Your college years present many new opportunities, like having a roommate for the first time. It might be something you’re considering to help pay for your rent or something that’s required of you to live on campus. Either way, you might be wondering how to navigate your first roommate experience. Check out this guide to learn helpful tips that make rooming with another person much more manageable.
1. Start Talking Before Your Move
Message your roommate on social media if you have a few days or weeks before you start living with them. Get to know them through casual conversations to get an idea of how you’ll live together. Someone who has wildly different interests and lives a lifestyle that’s the opposite of yours will quickly reveal what you can expect.
It’s a great chance to figure out how to compromise with your first roommate, too. You’ll know how they communicate most easily because you’ve already started talking.
2. List Your Living Space Priorities
As you read about how to navigate your first roommate experience, don’t forget to start a conversation about your priorities. What drives your routine? Maybe you’re an early bird who needs quiet hours at night. Perhaps you aren’t great at doing dishes regularly and don’t want to agree to a strict cleaning schedule.
Ask your future roommate to list their priorities too. By combining your lists, you’ll create a routine that works for both of you while you have to live together.
3. Give Each Other Space
Your first instinct may be to spend tons of time with your new roommate, but that isn’t always a great idea. One of the best tips for living with a roommate is giving each other space after moving into your dorm or apartment.
You’ll both need time to develop your individual routines. Things may change unexpectedly or need adjustment, like how much time you spend at the library versus studying at home. Feeling tied down to roommate commitments will only add stress to your lives, so don’t think of space as a bad thing while you get used to your new schedule.
4. Establish a Bill Schedule
Financial commitments will be part of your roommate experience if you have to pay bills together. Most students get roommates for that very reason. The average rent requires 30% of a person’s income, which feels like much more when you’re working a part-time college job.
Talking about your finances is also the first thing you’ll need to know how to compromise with your first roommate. Some bills will change every month, so talk about how to split them fairly while considering each of your financial limitations.

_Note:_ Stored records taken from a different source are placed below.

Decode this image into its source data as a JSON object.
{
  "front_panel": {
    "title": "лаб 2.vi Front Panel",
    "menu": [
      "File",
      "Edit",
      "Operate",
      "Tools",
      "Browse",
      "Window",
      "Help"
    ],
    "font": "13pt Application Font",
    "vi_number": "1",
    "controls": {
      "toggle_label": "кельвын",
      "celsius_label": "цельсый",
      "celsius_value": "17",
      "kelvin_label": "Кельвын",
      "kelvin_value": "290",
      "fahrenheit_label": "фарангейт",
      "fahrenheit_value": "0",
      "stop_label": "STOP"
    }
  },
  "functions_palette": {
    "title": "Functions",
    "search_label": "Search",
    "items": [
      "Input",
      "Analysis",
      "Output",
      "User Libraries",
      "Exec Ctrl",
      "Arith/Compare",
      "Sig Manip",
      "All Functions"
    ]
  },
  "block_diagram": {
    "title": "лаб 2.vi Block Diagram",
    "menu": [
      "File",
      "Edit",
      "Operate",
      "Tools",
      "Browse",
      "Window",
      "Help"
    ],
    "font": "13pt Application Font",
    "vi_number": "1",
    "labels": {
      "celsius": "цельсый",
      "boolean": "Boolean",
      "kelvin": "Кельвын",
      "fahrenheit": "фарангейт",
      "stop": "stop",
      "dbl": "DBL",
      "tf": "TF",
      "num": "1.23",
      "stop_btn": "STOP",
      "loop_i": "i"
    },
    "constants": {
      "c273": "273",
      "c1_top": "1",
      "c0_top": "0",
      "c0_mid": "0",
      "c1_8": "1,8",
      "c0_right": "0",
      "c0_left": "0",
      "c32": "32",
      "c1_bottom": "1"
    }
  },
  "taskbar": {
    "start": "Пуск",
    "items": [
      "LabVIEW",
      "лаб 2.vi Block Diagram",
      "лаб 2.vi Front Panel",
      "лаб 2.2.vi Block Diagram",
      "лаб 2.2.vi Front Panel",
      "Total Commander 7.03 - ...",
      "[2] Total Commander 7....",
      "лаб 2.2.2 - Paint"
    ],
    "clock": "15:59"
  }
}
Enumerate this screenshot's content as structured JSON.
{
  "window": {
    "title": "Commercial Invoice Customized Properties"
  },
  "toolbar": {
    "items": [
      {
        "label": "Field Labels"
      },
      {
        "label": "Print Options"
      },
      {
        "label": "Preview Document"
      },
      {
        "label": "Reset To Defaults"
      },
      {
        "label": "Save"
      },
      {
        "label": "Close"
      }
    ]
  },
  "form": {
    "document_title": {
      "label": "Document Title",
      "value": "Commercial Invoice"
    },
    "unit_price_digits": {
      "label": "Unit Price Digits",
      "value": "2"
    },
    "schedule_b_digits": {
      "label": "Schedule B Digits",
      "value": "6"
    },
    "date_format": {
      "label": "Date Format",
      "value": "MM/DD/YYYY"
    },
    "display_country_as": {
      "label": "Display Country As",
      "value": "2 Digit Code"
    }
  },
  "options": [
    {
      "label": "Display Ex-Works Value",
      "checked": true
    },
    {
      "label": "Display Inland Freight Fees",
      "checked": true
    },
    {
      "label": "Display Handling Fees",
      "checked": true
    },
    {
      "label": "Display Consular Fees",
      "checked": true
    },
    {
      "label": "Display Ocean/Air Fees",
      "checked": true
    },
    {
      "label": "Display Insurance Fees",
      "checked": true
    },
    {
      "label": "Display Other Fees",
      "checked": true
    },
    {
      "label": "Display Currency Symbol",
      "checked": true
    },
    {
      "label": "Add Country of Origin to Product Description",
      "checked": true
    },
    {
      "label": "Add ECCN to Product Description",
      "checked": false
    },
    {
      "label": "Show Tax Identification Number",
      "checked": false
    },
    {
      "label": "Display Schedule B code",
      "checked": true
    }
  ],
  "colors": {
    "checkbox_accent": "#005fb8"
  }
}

5. Talk About Rules for Guests
Any guide that explains how to live with a roommate should mention how guests can complicate things. Your roommate might have friends over all the time and make studying difficult. They could also invite people over for the night.
Would you feel comfortable having strangers sleeping in your apartment? What about having a party in your living room while you’re trying to read? Talk about how often you’ll both have people over and when you’ll need quiet time. Laying everything out early in the semester will prevent things from becoming tense later on.
6. Keep an Open Mind
Keeping an open mind is another one of the best tips for living with a roommate. Even if you talk everything out and get along great, things could change. School-related stresses and complications in your personal lives might force your routines to change unexpectedly.
During every conversation with your future roommate, try to keep an open mind while discussing what they’re going through. Change may be challenging, but it doesn’t have to ruin your friendship or your living arrangements. Try to align your routines as much as possible and remind yourself that conflicts aren’t always personal.
Enjoy Your First Roommate Experience
Now that you know more about how to live with a roommate, get excited for what’s in your future. You’re about to have a great experience with a brand-new friend! No matter what happens, you have helpful tips stored in your back pocket to help you work through potentially conflicting routines.